Mr. Marango, summoned by the Chef, cannot understand what has happened. “You have stopped my whole world,” he cries out to Peter. He is genuinely baffled as to why anyone should be dissatisfied, since he gives them work and pays them well. “What more do you want?” he asks Peter, who sadly shakes his head. The play ends with Marango repeating again and again, “What is there more?”
Last Updated on May 6, 2015, by eNotes Editorial. Word Count: 317
The setting of this play is its central metaphor. The kitchen is not merely a background; it is the dominant force in the drama, controlling the lighting, the volume of sound, the pace of movement, the relationship between the characters, and all of their moods and actions. The fact that the ovens—the basic machinery of the workplace—govern the lighting and the background noise makes a strong political point. When Peter severs the mains, the sudden silence of the ovens has a striking dramatic impact.
From the moment the kitchen staff enter, they are working to strict routines, controlled by the jobs they have been trained to do, the specialties of their stations, and the orders given by the waitresses. In the production notes, every kitchen worker is assigned to a specific part of the menu and to particular tasks related to it. The waitresses are under the same tight constraints.
Although the ovens, crockery, grills, chopping boards, plates, and knives are real, there is no actual food. All the work, from preparation to serving, is mimed. The contrast between the play’s overall naturalism and the stylization of the food processes produces an atmosphere of alienation.

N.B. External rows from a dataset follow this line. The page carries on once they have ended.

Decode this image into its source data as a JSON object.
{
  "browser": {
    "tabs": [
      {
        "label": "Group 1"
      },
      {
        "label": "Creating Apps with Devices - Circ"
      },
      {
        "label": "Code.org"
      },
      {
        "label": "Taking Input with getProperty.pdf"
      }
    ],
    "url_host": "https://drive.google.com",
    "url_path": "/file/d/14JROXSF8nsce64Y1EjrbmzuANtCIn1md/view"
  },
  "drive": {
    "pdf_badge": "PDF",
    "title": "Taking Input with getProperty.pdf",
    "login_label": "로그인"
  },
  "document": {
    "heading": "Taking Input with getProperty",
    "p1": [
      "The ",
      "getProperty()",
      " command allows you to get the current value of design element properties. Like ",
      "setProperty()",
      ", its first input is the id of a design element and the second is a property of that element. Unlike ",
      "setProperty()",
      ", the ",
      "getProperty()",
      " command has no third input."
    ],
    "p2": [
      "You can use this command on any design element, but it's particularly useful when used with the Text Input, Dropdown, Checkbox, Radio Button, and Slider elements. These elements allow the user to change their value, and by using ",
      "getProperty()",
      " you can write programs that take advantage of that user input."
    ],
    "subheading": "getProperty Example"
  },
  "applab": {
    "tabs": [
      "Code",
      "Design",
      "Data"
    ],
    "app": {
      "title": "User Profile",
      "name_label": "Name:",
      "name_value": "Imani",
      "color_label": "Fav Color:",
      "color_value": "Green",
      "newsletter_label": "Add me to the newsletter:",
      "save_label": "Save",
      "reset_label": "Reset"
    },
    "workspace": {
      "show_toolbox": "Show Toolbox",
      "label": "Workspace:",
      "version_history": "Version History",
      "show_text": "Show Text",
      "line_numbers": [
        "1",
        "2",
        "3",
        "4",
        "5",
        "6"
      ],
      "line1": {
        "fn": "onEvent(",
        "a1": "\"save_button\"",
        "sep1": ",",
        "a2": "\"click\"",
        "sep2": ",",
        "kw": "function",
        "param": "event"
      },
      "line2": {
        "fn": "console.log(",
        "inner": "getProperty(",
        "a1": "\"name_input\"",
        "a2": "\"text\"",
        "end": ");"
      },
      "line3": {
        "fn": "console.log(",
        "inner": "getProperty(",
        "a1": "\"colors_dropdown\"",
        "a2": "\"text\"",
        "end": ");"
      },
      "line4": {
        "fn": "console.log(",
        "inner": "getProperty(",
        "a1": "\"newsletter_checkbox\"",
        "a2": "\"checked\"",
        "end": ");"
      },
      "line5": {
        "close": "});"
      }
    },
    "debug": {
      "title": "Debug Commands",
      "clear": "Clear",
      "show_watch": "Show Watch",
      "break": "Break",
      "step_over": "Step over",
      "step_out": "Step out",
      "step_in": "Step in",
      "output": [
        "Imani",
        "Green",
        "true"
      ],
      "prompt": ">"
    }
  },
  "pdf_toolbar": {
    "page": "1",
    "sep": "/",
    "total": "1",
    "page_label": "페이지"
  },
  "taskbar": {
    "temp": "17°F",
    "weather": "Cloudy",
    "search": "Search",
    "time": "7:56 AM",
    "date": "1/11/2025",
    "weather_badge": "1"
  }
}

Peter’s frustrated creativity, which he cannot express in words, is represented visually by an archlike edifice that he builds with kitchen utensils during the calm of the afternoon break. When he returns in the afternoon, it is broken, and he smashes it completely in the end. Peter’s song, Hans’s singing and guitar playing, and the Greek dance that links the interlude with part 2 are counterposed against the mounting intensity and violence during work periods.
The violence of Peter’s final, desperate outburst is prepared for in stages, beginning with the account of the previous evening’s fight, followed by Hans’s accident in the steam room, and then by Winnie’s agony through her self-induced abortion.
Last Updated on May 6, 2015, by eNotes Editorial. Word Count: 119
Sources for Further Study
Barker, Clive. “Arnold Wesker.” In Contemporary Dramatists. 6th ed. Detroit: St. James, 1999.
Cohen, Mark. “The World of Wesker.” Jewish Quarterly, Winter, 1960-1961, 45.
Leeming, Glenda. Wesker on File. London: Methuen, 1985.
Leeming, Glenda, and Simon Trussler. The Plays of Arnold Wesker. New York: Harper and Row, 1976.
Pritchett, V. S. “A World of Kitchens.” New Statesman 62 (July 7, 1961): 24.
Ribalow, Harold U. Arnold Wesker. New York: Twayne, 1965.
Ribalow, Harold U. “The Plays of Arnold Wesker.” Chicago Jewish Forum, Winter, 1962-1963, 127-131.
Taylor, John Russell. Anger and After: A Guide to the New British Drama. Rev. ed. London: Eyre Methuen, 1977.
Wilcher, Robert. Understanding Arnold Wesker. Columbia: University of South Carolina Press, 1991.
Woodrofe, K. S. “Mr. Wesker’s Kitchen.” Hibbert Journal 62 (1964): 148-151.